The accounting equation is at the root of transaction analysis in business. When a business executes any transaction -- a sale to a customer, a purchase, a debt payment, a stock sale -- the accounting equation must remain in balance. If the equation isn't balanced, this indicates that the analysis is incomplete or incorrect.
The accounting equation states that the total value of a business's assets must always equal the combined value of its liabilities and its owners' equity (or stockholders' equity in the case of a corporation). Written in mathematical style: Assets = Liabilities + Equity. If a transaction changes the total value on one side of the equation, the other side must change by an equal amount. The rules for financial accounting ensure that the equation will remain in balance.
Many transactions affect only one side of the equation, but as long as the total value on that side doesn't change, then the equation remains in balance. For example, cash and inventory are both assets. If your business spends $1,000 to replenish its inventory, your total assets remain the same; you have $1,000 less in cash but an additional $1,000 worth of goods in inventory. Similarly, if you spend $10,000 on a new piece of machinery, your total assets are unchanged; you have $10,000 less in cash but an additional $10,000 worth of "property, plant and equipment," another asset category. Nothing happens on the liabilities/equity side of the equation.

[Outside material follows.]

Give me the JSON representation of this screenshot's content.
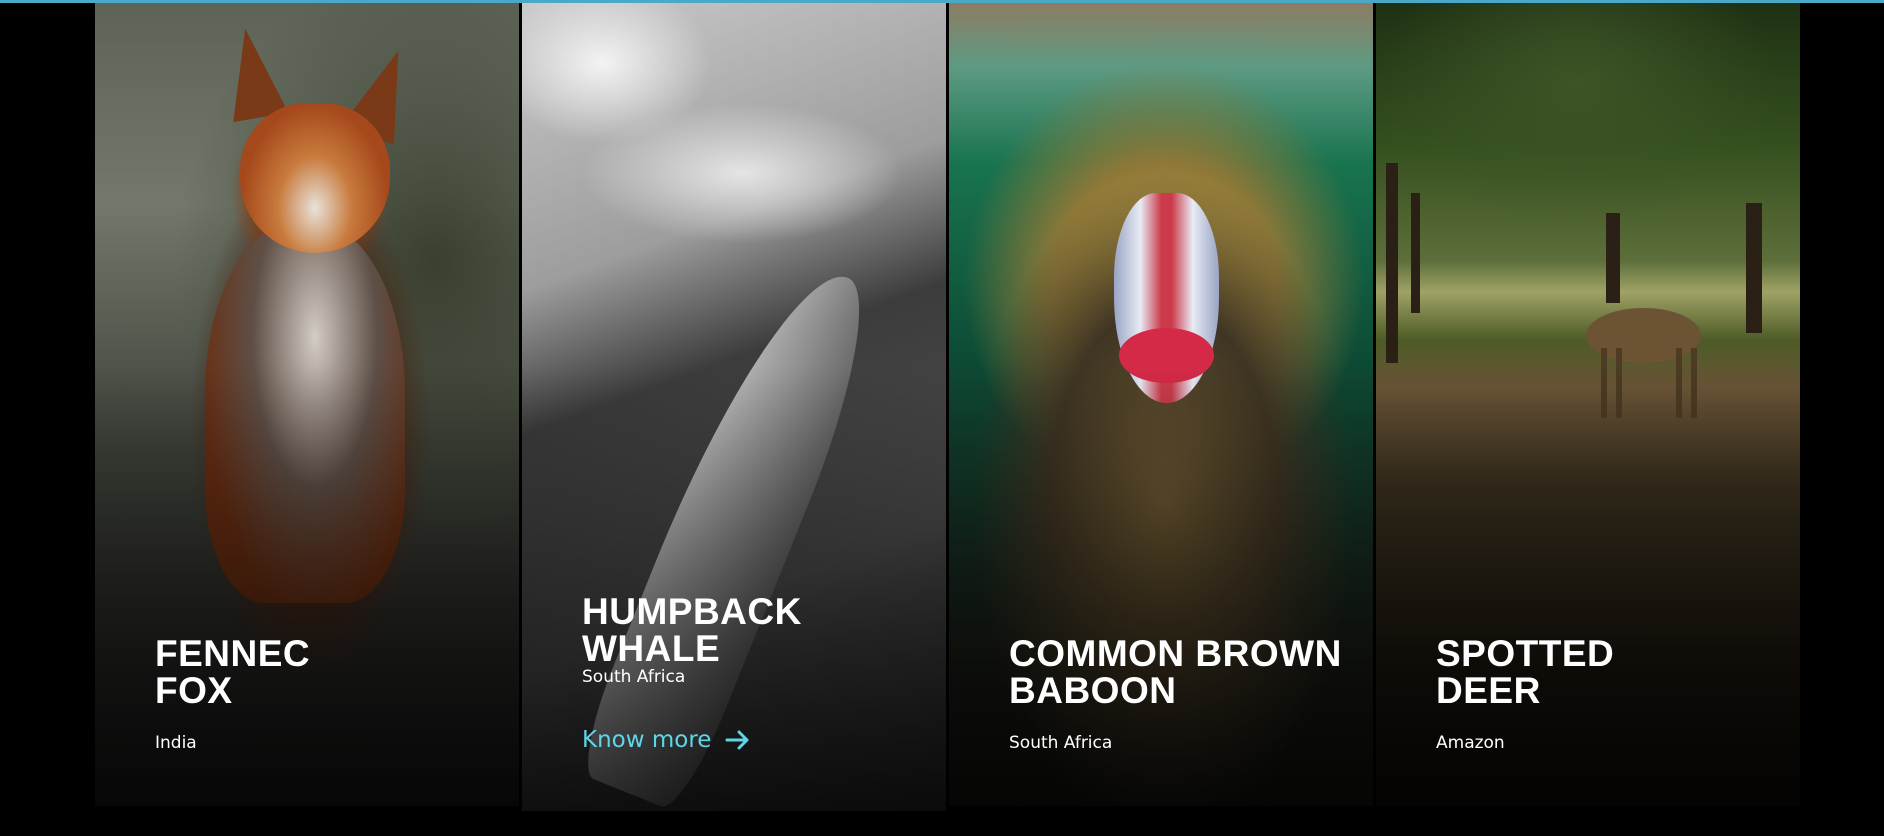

Say that instead of paying $1,000 cash for inventory, you bought those goods on credit from your vendor. Inventory goes up by $1,000. You now owe your vendor $1,000. Because you're under an obligation to pay that money, it's a liability (accounts payable, to be specific). Assets and liabilities have both increased by $1,000, so the equation remains in balance. Or say that instead of paying $10,000 cash for your new equipment, you borrowed the money. That loan is also a liability (a note payable). Assets and liabilities have both increased by $10,000, and the equation is balanced. Later, when you repay a debt, your cash balance and the debt liability both decline by an equal amount.
Companies can sell pieces of ownership to raise money. Say your company sells 1,000 shares of stock for $20 each. The company gets $20,000 cash, so assets increase by $20,000. On the other side of the equation, the $20,000 represents money invested in the company by stockholders -- it's stockholders' equity, in other words. Equity rises by $20,000, and the equation is balanced.

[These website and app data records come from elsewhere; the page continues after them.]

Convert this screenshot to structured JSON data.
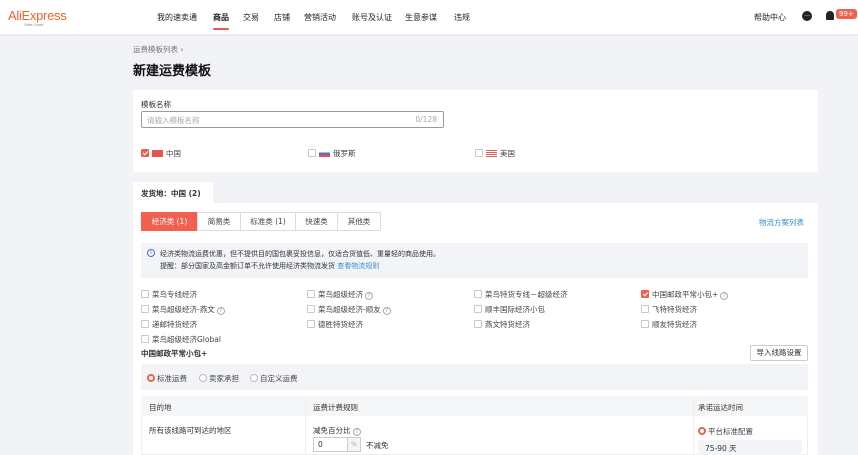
{
  "header": {
    "logo": "AliExpress",
    "logo_sub": "Seller Center",
    "nav": [
      "我的速卖通",
      "商品",
      "交易",
      "店铺",
      "营销活动",
      "账号及认证",
      "生意参谋",
      "违规"
    ],
    "active_nav": 1,
    "help": "帮助中心",
    "badge": "99+"
  },
  "breadcrumb": "运费模板列表",
  "page_title": "新建运费模板",
  "form": {
    "name_label": "模板名称",
    "name_placeholder": "请输入模板名称",
    "name_count": "0/128",
    "countries": [
      {
        "label": "中国",
        "checked": true
      },
      {
        "label": "俄罗斯",
        "checked": false
      },
      {
        "label": "美国",
        "checked": false
      }
    ]
  },
  "origin_tab": "发货地：中国 (2)",
  "method_tabs": [
    "经济类 (1)",
    "简易类",
    "标准类 (1)",
    "快速类",
    "其他类"
  ],
  "scheme_link": "物流方案列表",
  "notice": {
    "line1": "经济类物流运费优惠，但不提供目的国包裹妥投信息，仅适合货值低、重量轻的商品使用。",
    "line2": "提醒：部分国家及高金额订单不允许使用经济类物流发货",
    "link": "查看物流规则"
  },
  "carriers": [
    {
      "label": "菜鸟专线经济",
      "checked": false,
      "help": false
    },
    {
      "label": "菜鸟超级经济",
      "checked": false,
      "help": true
    },
    {
      "label": "菜鸟特货专线－超级经济",
      "checked": false,
      "help": false
    },
    {
      "label": "中国邮政平常小包+",
      "checked": true,
      "help": true
    },
    {
      "label": "菜鸟超级经济-燕文",
      "checked": false,
      "help": true
    },
    {
      "label": "菜鸟超级经济-顺友",
      "checked": false,
      "help": true
    },
    {
      "label": "顺丰国际经济小包",
      "checked": false,
      "help": false
    },
    {
      "label": "飞特特货经济",
      "checked": false,
      "help": false
    },
    {
      "label": "递邮特货经济",
      "checked": false,
      "help": false
    },
    {
      "label": "德胜特货经济",
      "checked": false,
      "help": false
    },
    {
      "label": "燕文特货经济",
      "checked": false,
      "help": false
    },
    {
      "label": "顺友特货经济",
      "checked": false,
      "help": false
    },
    {
      "label": "菜鸟超级经济Global",
      "checked": false,
      "help": false
    }
  ],
  "section": {
    "title": "中国邮政平常小包+",
    "import_btn": "导入线路设置",
    "fee_options": [
      "标准运费",
      "卖家承担",
      "自定义运费"
    ],
    "table": {
      "headers": [
        "目的地",
        "运费计费规则",
        "承诺运达时间"
      ],
      "row": {
        "dest": "所有该线路可到达的地区",
        "discount_label": "减免百分比",
        "discount_value": "0",
        "unit": "%",
        "no_discount": "不减免",
        "time_option": "平台标准配置",
        "time_value": "75-90 天"
      }
    }
  }
}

The most common transaction that the typical business engages in is a sale to a customer. Say your company buys items from a vendor for $8 and sells them to customers for $10. When you sell an item, you get $10 in revenue. On the asset side, either cash or accounts receivable increases by $10. Also on the asset side, the value of inventory decreases by $8, which is the cost of the item you sold. So the net increase in assets is $2. The transaction appears on your income statement as $10 in revenue (the sale price) and an $8 expense (the cost of the item sold), for a net profit of $2. That $2 flows to owners' equity. Assets and equity have both risen by $2, so the equation is balanced.